For schools that serve high numbers of low-income, at-risk, or minority students, a traditional school model focused solely on academics may not be enough to support their learning, says a new report from the Harvard Family Research Project.
Instead, schools should aim to partner with community organizations that help provide a broader range of supports—behavioral, health, and family—that can improve students’ all-around school success, says the brief, “Partnerships for Learning: Community Support.” Examples cited include partnerships with nonprofit organizations, health-care providers, and government agencies.
The Elev8 initiative, a community schools organization that partners with middle schools in New Mexico, Chicago, Oakland, Calif., and Baltimore, is profiled to illustrate a high-quality model in action.
The report also offers seven recommendations to guide schools in forming partnerships with the community. Schools and partners should:
1. Share similar visions for student learning.
2. Share leadership and governance responsibilities.
3. Effectively communicate.
4. Share information and monitor youth progress.
5. Engage families.
6. Share staff.

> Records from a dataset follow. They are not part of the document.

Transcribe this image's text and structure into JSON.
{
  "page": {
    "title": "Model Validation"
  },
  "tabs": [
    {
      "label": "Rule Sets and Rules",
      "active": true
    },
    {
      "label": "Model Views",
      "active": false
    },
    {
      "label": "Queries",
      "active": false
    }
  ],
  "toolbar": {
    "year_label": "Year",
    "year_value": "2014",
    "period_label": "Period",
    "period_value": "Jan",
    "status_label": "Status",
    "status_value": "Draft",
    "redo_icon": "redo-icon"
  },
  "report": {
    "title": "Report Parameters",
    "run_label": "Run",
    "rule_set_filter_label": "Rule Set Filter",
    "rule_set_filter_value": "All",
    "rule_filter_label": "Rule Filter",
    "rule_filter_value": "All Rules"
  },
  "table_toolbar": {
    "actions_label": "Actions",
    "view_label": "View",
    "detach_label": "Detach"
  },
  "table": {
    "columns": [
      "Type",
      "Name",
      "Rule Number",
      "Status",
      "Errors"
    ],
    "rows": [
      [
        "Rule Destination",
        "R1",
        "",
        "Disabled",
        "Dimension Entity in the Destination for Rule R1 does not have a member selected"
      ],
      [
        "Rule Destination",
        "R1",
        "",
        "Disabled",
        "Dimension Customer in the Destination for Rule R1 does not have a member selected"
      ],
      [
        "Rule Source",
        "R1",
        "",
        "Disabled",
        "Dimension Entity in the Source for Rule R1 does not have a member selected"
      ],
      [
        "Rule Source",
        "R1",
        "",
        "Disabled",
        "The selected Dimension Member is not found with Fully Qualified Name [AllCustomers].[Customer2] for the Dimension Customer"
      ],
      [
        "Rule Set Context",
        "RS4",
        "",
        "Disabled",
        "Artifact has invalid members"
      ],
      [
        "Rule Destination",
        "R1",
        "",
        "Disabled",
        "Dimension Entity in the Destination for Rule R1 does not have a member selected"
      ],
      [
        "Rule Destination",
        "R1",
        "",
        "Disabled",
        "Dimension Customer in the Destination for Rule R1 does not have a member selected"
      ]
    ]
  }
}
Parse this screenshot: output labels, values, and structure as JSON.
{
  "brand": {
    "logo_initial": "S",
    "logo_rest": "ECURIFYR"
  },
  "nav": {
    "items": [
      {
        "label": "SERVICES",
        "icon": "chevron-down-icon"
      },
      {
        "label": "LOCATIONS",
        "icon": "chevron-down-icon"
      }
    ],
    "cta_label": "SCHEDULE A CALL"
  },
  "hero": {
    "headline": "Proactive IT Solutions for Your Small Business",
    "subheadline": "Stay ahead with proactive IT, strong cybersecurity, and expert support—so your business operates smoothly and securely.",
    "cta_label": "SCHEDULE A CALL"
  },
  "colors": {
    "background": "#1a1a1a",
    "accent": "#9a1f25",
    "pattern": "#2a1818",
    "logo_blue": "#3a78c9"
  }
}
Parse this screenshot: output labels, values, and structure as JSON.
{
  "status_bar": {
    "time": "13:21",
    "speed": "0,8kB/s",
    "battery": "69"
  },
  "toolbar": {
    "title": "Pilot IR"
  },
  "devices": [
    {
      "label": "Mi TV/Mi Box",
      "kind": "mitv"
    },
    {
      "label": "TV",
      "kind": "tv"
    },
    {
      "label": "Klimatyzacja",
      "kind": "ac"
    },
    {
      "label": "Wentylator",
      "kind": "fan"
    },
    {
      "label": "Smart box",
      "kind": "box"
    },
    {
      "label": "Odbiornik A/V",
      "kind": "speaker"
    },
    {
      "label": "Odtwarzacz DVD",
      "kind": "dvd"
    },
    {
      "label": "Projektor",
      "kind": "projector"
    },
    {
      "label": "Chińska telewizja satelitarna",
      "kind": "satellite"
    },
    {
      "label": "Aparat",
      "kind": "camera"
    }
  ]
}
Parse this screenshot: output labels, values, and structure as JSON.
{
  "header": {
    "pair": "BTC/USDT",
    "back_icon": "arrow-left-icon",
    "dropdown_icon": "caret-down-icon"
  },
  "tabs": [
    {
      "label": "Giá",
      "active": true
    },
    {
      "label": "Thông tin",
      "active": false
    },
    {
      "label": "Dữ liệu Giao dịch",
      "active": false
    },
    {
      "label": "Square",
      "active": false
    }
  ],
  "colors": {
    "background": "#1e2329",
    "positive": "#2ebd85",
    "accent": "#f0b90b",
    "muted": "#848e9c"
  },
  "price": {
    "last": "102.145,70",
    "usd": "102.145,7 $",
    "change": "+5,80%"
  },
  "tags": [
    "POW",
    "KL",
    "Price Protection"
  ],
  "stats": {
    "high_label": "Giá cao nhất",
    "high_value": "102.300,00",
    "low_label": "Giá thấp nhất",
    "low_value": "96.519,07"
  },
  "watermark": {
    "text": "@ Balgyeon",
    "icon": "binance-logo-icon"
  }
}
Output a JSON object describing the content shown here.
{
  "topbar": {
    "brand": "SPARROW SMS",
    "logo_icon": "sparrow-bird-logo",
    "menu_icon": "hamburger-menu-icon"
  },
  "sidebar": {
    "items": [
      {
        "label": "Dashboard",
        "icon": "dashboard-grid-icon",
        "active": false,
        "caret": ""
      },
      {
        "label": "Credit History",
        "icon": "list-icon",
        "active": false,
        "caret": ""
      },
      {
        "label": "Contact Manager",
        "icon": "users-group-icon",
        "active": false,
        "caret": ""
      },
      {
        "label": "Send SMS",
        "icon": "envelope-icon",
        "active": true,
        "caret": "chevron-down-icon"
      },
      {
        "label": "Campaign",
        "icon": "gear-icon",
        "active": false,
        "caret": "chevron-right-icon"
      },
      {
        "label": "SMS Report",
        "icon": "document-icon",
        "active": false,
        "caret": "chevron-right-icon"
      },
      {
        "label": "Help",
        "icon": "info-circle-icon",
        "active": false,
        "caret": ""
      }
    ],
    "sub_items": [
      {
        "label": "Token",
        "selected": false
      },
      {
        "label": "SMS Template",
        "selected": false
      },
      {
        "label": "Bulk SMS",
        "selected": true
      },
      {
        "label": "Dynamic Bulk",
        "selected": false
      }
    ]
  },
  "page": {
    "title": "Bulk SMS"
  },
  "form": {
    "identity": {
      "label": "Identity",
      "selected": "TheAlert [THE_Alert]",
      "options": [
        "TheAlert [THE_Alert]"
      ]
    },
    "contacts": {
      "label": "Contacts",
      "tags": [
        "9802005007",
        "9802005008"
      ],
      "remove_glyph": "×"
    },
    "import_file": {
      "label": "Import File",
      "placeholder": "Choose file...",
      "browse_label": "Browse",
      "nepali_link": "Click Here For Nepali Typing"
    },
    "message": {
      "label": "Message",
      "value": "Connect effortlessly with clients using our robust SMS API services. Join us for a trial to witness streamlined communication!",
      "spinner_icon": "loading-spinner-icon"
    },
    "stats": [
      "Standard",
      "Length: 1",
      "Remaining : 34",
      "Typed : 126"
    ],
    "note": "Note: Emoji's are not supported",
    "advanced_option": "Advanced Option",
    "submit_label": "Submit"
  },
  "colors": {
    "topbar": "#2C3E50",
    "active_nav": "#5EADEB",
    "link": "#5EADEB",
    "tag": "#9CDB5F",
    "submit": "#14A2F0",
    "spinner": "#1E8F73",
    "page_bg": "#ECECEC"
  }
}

7. Develop mutually beneficial partnerships.
A version of this news article first appeared in the Beyond School blog.